Element data from apps and pages
────────────────────────────────────────

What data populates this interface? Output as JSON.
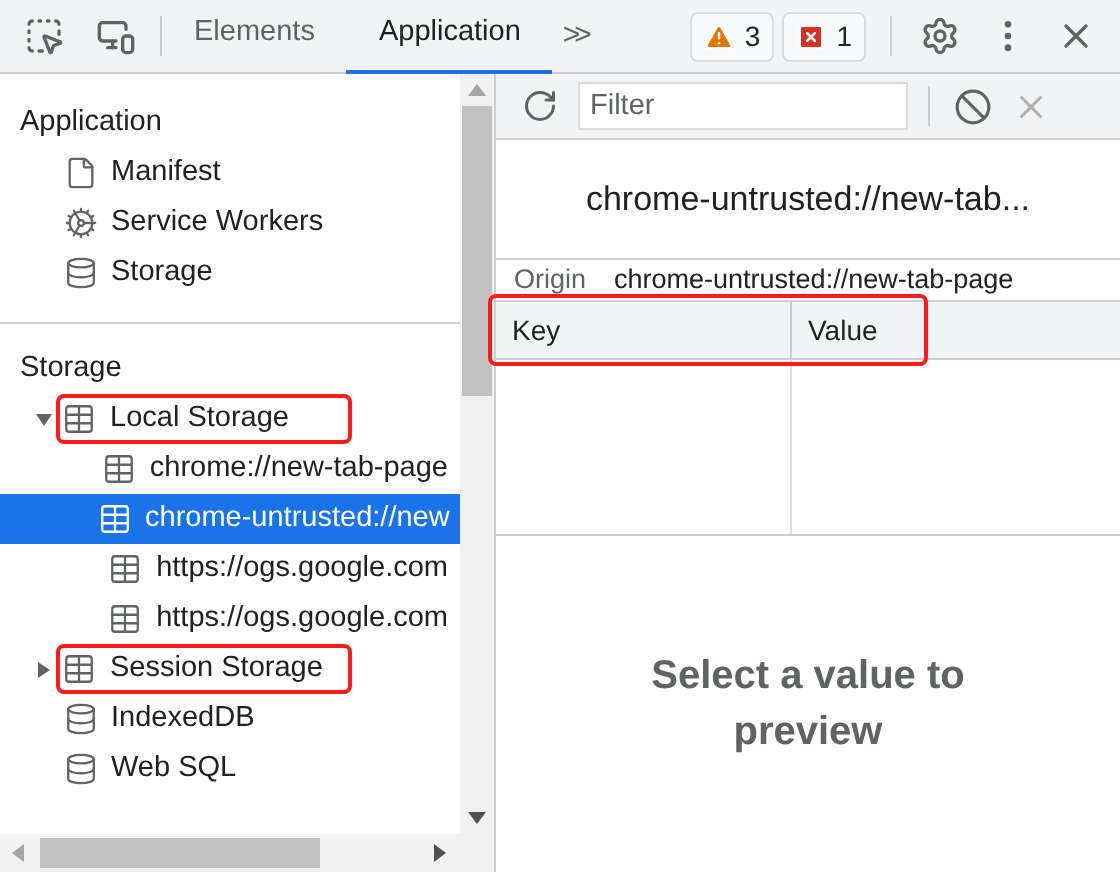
{
  "tabs": [
    {
      "label": "Elements",
      "selected": false
    },
    {
      "label": "Application",
      "selected": true
    }
  ],
  "more_tabs": ">>",
  "badges": [
    {
      "kind": "warning",
      "count": "3"
    },
    {
      "kind": "error",
      "count": "1"
    }
  ],
  "sidebar": {
    "sections": [
      {
        "title": "Application",
        "items": [
          {
            "label": "Manifest",
            "kind": "file",
            "selected": false,
            "highlighted": false
          },
          {
            "label": "Service Workers",
            "kind": "workers",
            "selected": false,
            "highlighted": false
          },
          {
            "label": "Storage",
            "kind": "database",
            "selected": false,
            "highlighted": false
          }
        ]
      },
      {
        "title": "Storage",
        "items": [
          {
            "label": "Local Storage",
            "kind": "table",
            "expanded": true,
            "selected": false,
            "highlighted": true,
            "children": [
              {
                "label": "chrome://new-tab-page",
                "kind": "table",
                "selected": false,
                "highlighted": false
              },
              {
                "label": "chrome-untrusted://new",
                "kind": "table",
                "selected": true,
                "highlighted": false
              },
              {
                "label": "https://ogs.google.com",
                "kind": "table",
                "selected": false,
                "highlighted": false
              },
              {
                "label": "https://ogs.google.com",
                "kind": "table",
                "selected": false,
                "highlighted": false
              }
            ]
          },
          {
            "label": "Session Storage",
            "kind": "table",
            "expanded": false,
            "selected": false,
            "highlighted": true
          },
          {
            "label": "IndexedDB",
            "kind": "database",
            "selected": false,
            "highlighted": false
          },
          {
            "label": "Web SQL",
            "kind": "database",
            "selected": false,
            "highlighted": false
          }
        ]
      }
    ]
  },
  "filter": {
    "placeholder": "Filter"
  },
  "origin_title": "chrome-untrusted://new-tab...",
  "origin": {
    "label": "Origin",
    "value": "chrome-untrusted://new-tab-page"
  },
  "table": {
    "columns": [
      "Key",
      "Value"
    ],
    "header_highlighted": true
  },
  "preview_message": "Select a value to preview"
}
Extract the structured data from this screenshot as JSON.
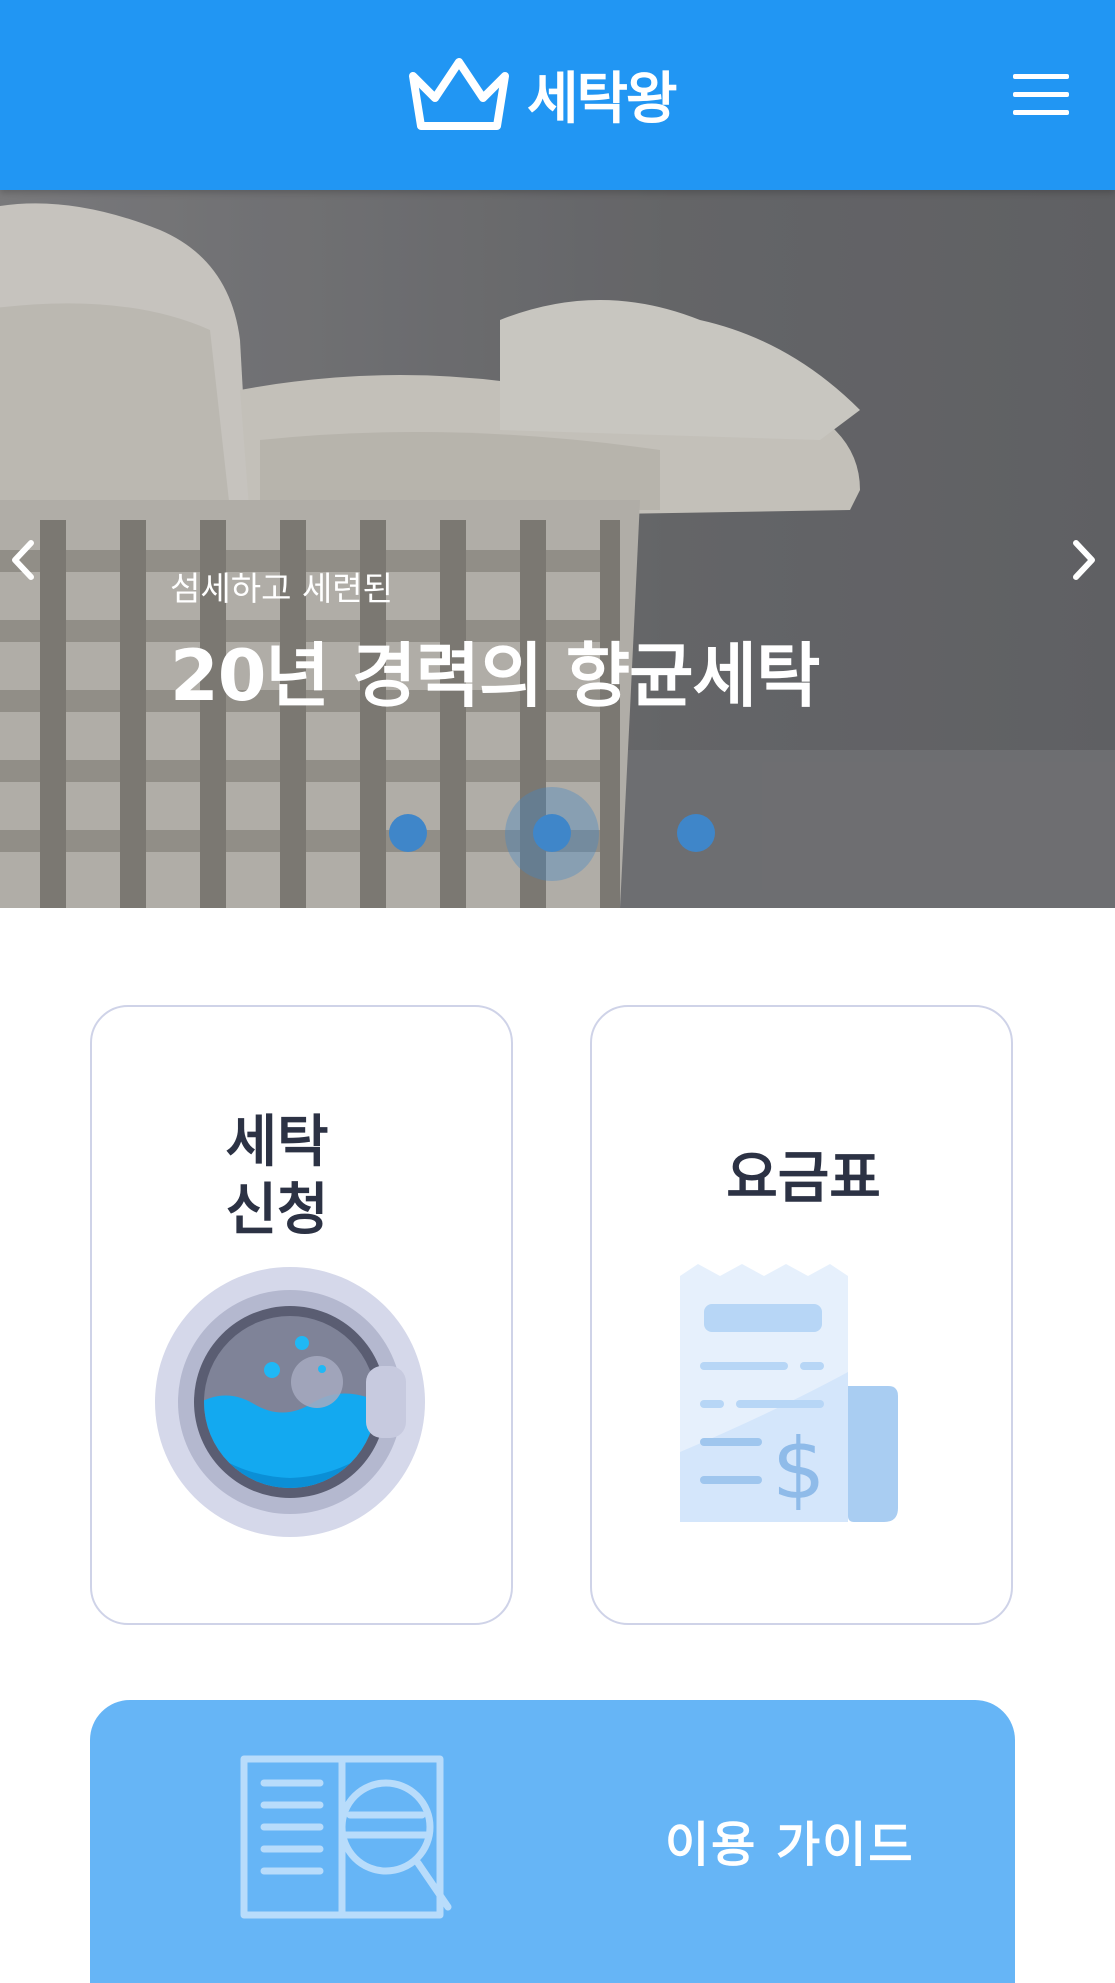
{
  "header": {
    "brand_name": "세탁왕",
    "brand_color": "#2196f3",
    "logo_icon": "crown-icon",
    "menu_icon": "hamburger-menu-icon"
  },
  "hero": {
    "subtitle": "섬세하고 세련된",
    "title": "20년 경력의 향균세탁",
    "prev_icon": "chevron-left-icon",
    "next_icon": "chevron-right-icon",
    "slide_count": 3,
    "active_slide": 2
  },
  "cards": {
    "laundry_request": {
      "line1": "세탁",
      "line2": "신청",
      "icon": "washing-machine-icon"
    },
    "price_list": {
      "label": "요금표",
      "icon": "receipt-dollar-icon"
    }
  },
  "guide": {
    "label": "이용 가이드",
    "icon": "book-magnifier-icon",
    "color": "#66b5f6"
  }
}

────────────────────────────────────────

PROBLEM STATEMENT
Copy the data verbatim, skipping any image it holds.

RESPONSE AREA
What data populates this interface? Output as JSON.
{
  "tabs": [
    {
      "label": "Elements",
      "selected": false
    },
    {
      "label": "Application",
      "selected": true
    }
  ],
  "more_tabs": ">>",
  "badges": [
    {
      "kind": "warning",
      "count": "3"
    },
    {
      "kind": "error",
      "count": "1"
    }
  ],
  "sidebar": {
    "sections": [
      {
        "title": "Application",
        "items": [
          {
            "label": "Manifest",
            "kind": "file",
            "selected": false,
            "highlighted": false
          },
          {
            "label": "Service Workers",
            "kind": "workers",
            "selected": false,
            "highlighted": false
          },
          {
            "label": "Storage",
            "kind": "database",
            "selected": false,
            "highlighted": false
          }
        ]
      },
      {
        "title": "Storage",
        "items": [
          {
            "label": "Local Storage",
            "kind": "table",
            "expanded": true,
            "selected": false,
            "highlighted": true,
            "children": [
              {
                "label": "chrome://new-tab-page",
                "kind": "table",
                "selected": false,
                "highlighted": false
              },
              {
                "label": "chrome-untrusted://new",
                "kind": "table",
                "selected": true,
                "highlighted": false
              },
              {
                "label": "https://ogs.google.com",
                "kind": "table",
                "selected": false,
                "highlighted": false
              },
              {
                "label": "https://ogs.google.com",
                "kind": "table",
                "selected": false,
                "highlighted": false
              }
            ]
          },
          {
            "label": "Session Storage",
            "kind": "table",
            "expanded": false,
            "selected": false,
            "highlighted": true
          },
          {
            "label": "IndexedDB",
            "kind": "database",
            "selected": false,
            "highlighted": false
          },
          {
            "label": "Web SQL",
            "kind": "database",
            "selected": false,
            "highlighted": false
          }
        ]
      }
    ]
  },
  "filter": {
    "placeholder": "Filter"
  },
  "origin_title": "chrome-untrusted://new-tab...",
  "origin": {
    "label": "Origin",
    "value": "chrome-untrusted://new-tab-page"
  },
  "table": {
    "columns": [
      "Key",
      "Value"
    ],
    "header_highlighted": true
  },
  "preview_message": "Select a value to preview"
}
Extract the structured data from this screenshot as JSON.
{
  "header": {
    "brand_name": "세탁왕",
    "brand_color": "#2196f3",
    "logo_icon": "crown-icon",
    "menu_icon": "hamburger-menu-icon"
  },
  "hero": {
    "subtitle": "섬세하고 세련된",
    "title": "20년 경력의 향균세탁",
    "prev_icon": "chevron-left-icon",
    "next_icon": "chevron-right-icon",
    "slide_count": 3,
    "active_slide": 2
  },
  "cards": {
    "laundry_request": {
      "line1": "세탁",
      "line2": "신청",
      "icon": "washing-machine-icon"
    },
    "price_list": {
      "label": "요금표",
      "icon": "receipt-dollar-icon"
    }
  },
  "guide": {
    "label": "이용 가이드",
    "icon": "book-magnifier-icon",
    "color": "#66b5f6"
  }
}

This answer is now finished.